Spencer Turnbull: went through a complete lifestyle change in the off-season, trying to get himself healthier and more adept to surviving a long season. He’s looked great at camp, had a terrific first half in 2019, and is going almost undrafted.


Kim to close in St.Louis?



What now:

The Cardinals’ rotation fills itself out with Jack Flaherty, Adam Wainwright, Dakota Hudson, Miles Mikolas, and Carlos Martinez. Kwang-hyun Kim leads the pack in that bullpen for saves, over Giovanny Gallegos, Andrew Miller, and Ryan Helsley.

Fantasy implications:

Carlos Martinez, when healthy, pitches well.
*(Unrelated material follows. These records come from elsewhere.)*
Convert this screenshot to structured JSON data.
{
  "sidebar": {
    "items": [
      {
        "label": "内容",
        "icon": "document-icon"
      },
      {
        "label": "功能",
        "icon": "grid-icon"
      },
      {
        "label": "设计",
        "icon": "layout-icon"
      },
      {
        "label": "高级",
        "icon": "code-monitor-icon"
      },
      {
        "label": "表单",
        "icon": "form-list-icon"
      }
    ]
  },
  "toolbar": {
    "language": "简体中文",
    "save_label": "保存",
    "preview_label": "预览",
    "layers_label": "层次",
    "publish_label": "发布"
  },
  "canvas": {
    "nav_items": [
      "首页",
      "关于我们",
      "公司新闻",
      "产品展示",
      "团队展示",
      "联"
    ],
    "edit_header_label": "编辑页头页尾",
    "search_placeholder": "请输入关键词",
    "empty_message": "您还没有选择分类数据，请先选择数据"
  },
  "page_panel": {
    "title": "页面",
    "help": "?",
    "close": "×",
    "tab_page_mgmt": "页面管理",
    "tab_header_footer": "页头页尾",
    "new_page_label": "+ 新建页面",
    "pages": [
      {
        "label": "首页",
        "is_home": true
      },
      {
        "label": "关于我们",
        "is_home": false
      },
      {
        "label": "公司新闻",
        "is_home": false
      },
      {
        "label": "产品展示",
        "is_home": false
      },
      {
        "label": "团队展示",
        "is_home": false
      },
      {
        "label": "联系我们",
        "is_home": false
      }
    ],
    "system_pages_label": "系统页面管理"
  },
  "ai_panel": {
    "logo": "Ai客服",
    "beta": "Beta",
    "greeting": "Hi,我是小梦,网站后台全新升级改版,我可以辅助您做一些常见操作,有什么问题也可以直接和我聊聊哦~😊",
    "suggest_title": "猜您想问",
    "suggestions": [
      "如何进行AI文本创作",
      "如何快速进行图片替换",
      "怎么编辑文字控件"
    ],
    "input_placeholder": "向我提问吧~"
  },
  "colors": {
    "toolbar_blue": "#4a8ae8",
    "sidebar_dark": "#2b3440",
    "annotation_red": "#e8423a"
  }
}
With a career ERA of 3.36 and just under nine strikeouts per inning, he’s definitely someone to not only add but also start for your team. If he’s available (which I doubt), he’s a must-add now. On the flip side, there were a lot of Ryan Helsely and Giovanny Gallegos speculation adds over this past weekend within the industry as many leagues had their first FAAB’s of the season. All of those purchases are, for now, sunken costs, as Kim comes out the clear winner here. As the 472nd player drafted in July, I touched upon him briefly here, and I actually like his stuff going into 2020. I never did think he’d end up the closer, but it is what it is.

Scrounging around for saves isn’t easy, and chances are all of the closers and closers by committee have been drafted and snagged up from the waiver wire. My advice would be to look for the next in line from the teams listed here:



Closers won’t be going back to back too often, and the next in line, whoever that is on those teams, should at least get opportunities.


4.) History Is Made


Last, but certainly not least, I would be remiss if I didn’t mention the history that was made on Monday night:



Well deserved for a lot of reasons, Nakken joined the Giants in January and became the first female to have a full-time coaching job in major league history. After her promotion, she talked about her sense of responsibility for showing women everywhere about how they can coach in baseball. Congratulations to her for being a pioneer in something that has been male-dominated until now. Hopefully, she is the start of many deserved opportunities to come for women everywhere as all people have equal rights to follow their passions and see those dreams turn into reality.